Clathria (Microciona) bitoxa (Burton, 1930a) is a thinly encrusting sponge belonging to the large group of Clathria (Microciona) species which can only be reliably identified by microscopic examination. It lacks chelae. It is known only from Scandinavian waters.
Colour: Pale brown in alcohol.
Shape, size, surface and consistency: Thinly encrusting, pores and oscules not apparent.
Spicules: Megascleres: Ectosomal subtylostyles, smooth, with a crown of small spines at the base: 600 x 5 µm; long styles, smooth: 900-1200 x 15 µm; small entirely spined acanthostyles: 60 x 5 µm. Microscleres: Toxas of two kinds, short stout, variable in size: 30-105 x 4 µm, and long hair-like forms: 150 µm.

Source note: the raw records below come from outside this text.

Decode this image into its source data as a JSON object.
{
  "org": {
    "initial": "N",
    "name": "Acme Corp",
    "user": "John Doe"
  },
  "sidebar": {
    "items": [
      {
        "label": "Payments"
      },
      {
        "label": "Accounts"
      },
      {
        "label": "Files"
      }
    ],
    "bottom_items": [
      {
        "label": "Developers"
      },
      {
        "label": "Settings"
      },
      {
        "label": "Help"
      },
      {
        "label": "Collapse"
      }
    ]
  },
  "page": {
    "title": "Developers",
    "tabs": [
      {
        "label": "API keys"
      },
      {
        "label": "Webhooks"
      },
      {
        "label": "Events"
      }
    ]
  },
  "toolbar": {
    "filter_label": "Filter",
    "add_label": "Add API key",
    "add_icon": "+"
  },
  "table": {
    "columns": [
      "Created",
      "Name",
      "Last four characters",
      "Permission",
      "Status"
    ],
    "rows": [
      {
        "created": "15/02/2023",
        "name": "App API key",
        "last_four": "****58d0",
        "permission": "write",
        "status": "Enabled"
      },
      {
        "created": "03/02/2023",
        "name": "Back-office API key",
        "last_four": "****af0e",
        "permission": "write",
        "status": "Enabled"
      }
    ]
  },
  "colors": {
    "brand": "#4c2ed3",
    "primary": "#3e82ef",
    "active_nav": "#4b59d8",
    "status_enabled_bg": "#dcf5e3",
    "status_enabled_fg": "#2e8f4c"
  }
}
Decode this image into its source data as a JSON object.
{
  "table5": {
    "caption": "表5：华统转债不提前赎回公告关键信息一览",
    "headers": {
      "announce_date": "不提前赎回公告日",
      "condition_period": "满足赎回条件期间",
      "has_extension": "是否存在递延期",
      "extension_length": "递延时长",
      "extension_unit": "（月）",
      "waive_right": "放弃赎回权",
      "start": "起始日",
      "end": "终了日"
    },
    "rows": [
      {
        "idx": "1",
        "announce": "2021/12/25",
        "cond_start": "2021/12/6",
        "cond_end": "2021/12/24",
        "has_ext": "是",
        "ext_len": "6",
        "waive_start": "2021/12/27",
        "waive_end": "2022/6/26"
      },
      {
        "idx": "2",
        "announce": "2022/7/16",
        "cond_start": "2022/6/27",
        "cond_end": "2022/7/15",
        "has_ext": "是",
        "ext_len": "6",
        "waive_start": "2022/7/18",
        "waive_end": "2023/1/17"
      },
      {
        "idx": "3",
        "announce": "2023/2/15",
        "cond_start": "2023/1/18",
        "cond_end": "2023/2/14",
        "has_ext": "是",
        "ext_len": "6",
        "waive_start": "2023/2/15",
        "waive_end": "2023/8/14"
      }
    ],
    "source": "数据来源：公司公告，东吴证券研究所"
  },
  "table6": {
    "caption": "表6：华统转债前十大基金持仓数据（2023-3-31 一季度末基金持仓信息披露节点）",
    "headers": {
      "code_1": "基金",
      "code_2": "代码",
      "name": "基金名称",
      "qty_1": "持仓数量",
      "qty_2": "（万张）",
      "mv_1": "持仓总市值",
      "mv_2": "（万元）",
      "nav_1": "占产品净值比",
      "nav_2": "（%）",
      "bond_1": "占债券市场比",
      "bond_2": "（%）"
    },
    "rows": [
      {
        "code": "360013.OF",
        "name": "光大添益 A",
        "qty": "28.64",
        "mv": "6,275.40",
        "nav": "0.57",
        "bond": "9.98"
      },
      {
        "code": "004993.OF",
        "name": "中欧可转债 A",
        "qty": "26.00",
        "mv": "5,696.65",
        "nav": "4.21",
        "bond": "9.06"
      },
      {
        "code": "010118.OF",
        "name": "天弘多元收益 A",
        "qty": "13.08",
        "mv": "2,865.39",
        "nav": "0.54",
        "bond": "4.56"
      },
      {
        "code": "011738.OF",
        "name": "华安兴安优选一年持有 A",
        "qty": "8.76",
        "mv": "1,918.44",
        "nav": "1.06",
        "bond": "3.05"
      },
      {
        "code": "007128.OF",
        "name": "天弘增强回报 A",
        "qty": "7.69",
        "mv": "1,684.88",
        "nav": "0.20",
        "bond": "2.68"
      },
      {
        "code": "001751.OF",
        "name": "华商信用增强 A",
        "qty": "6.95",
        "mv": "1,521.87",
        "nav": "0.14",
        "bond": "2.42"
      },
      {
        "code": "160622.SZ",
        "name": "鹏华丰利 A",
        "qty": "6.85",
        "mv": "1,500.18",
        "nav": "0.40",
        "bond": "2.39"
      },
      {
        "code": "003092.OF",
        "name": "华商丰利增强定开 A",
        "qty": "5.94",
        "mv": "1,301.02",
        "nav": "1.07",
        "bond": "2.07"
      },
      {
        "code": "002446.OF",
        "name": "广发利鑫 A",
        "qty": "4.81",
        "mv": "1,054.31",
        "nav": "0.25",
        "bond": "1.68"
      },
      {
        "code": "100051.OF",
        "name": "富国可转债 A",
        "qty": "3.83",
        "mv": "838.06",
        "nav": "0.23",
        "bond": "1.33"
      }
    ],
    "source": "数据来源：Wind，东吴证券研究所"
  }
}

Skeleton: Hymedesmoid: long styles and acanthostyles with their bases embedded in a basal plate of spongin; ectosomal subtylostyles form an irregular tangential layer at the surface. Small toxas scattered irregularly throughout the sponge; hair-like toxas forming wisp-like bundles.
Ecology: No data.
Distribution: Norway, West coast of Sweden.
Etymology: The name refers to the two kinds of toxas.
Type specimen information: BMNH 1910.1.1.787V (wet). Norman Collection.
The species was erected as member of a genus Hymantho Burton (1930) based on the absence of chelae. In view of the variability of the presence of chelae in the order Poecilosclerida, this genus is considered artificial. A second species of Clathria lacking chelae from Scandinavian waters is C. normani (Burton, 1930a), differing in having much smaller styles and only a single toxa category.
Source: Burton, 1930a.